▶ [Instructions for the task]
Pull out each line of the data that includes the word "Write".

(Page and application data records)
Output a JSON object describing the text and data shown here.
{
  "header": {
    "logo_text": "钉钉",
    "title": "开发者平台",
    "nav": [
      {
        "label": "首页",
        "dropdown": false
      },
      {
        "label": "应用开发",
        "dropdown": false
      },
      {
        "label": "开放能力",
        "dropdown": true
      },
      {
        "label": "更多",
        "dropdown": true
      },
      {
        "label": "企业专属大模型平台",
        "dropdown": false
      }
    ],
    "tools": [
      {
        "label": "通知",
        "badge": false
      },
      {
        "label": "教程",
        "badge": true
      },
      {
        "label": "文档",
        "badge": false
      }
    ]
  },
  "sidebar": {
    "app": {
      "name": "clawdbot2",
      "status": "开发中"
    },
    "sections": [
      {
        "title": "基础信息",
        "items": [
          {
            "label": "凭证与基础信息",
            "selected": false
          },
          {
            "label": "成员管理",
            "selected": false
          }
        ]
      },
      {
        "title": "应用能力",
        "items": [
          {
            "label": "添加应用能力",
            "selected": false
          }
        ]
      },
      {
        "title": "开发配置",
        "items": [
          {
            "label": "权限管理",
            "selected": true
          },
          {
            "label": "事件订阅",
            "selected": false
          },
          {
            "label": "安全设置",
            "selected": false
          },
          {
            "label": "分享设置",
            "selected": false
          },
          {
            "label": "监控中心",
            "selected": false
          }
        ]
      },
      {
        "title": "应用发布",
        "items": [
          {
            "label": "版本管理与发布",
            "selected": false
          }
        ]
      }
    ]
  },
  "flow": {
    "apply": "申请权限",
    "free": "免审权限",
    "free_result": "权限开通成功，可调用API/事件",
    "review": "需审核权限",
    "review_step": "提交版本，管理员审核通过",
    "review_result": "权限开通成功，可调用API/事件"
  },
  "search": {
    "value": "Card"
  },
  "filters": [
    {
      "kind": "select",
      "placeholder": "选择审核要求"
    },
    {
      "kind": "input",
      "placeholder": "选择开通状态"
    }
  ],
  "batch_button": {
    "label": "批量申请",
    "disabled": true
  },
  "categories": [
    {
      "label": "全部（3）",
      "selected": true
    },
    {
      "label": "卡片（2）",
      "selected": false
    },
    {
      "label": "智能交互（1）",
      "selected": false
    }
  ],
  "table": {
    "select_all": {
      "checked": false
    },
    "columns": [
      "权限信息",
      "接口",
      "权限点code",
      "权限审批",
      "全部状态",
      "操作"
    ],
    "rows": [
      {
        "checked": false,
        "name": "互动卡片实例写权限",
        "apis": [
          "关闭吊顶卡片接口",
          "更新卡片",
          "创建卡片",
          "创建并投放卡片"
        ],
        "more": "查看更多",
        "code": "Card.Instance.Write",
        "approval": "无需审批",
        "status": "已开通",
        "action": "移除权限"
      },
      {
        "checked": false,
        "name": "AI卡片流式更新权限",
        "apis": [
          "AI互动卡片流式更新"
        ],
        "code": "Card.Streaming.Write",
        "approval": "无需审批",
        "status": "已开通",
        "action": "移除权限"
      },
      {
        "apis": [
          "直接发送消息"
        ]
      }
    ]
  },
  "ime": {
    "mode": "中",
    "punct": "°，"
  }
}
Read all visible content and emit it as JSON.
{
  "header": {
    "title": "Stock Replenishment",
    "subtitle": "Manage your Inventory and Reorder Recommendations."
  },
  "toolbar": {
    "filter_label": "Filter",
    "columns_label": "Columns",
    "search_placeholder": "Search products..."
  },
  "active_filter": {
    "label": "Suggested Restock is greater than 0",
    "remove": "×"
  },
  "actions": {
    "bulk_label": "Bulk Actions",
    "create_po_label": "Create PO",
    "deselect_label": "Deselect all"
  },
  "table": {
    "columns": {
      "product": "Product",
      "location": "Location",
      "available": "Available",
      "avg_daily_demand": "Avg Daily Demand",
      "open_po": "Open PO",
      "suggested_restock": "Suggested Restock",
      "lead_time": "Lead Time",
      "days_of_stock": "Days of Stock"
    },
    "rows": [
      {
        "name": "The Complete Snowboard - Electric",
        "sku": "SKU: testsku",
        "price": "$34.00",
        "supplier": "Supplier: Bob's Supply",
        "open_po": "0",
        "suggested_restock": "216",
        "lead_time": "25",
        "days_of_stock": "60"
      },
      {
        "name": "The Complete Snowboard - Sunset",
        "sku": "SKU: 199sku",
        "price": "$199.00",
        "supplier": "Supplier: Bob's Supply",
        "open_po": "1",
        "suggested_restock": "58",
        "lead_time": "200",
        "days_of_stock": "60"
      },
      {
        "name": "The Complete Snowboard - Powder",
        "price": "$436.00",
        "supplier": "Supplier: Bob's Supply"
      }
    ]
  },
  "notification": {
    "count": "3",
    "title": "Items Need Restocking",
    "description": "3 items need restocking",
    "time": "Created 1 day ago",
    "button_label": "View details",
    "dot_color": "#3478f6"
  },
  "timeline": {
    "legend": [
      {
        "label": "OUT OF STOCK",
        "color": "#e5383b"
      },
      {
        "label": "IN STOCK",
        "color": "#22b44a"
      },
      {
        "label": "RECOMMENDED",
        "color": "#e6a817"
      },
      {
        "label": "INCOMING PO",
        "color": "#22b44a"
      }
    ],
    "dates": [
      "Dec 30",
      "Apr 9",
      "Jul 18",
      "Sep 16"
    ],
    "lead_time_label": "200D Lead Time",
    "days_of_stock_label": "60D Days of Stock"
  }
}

▶ [Final answer]
        "code": "Card.Instance.Write",
        "code": "Card.Streaming.Write",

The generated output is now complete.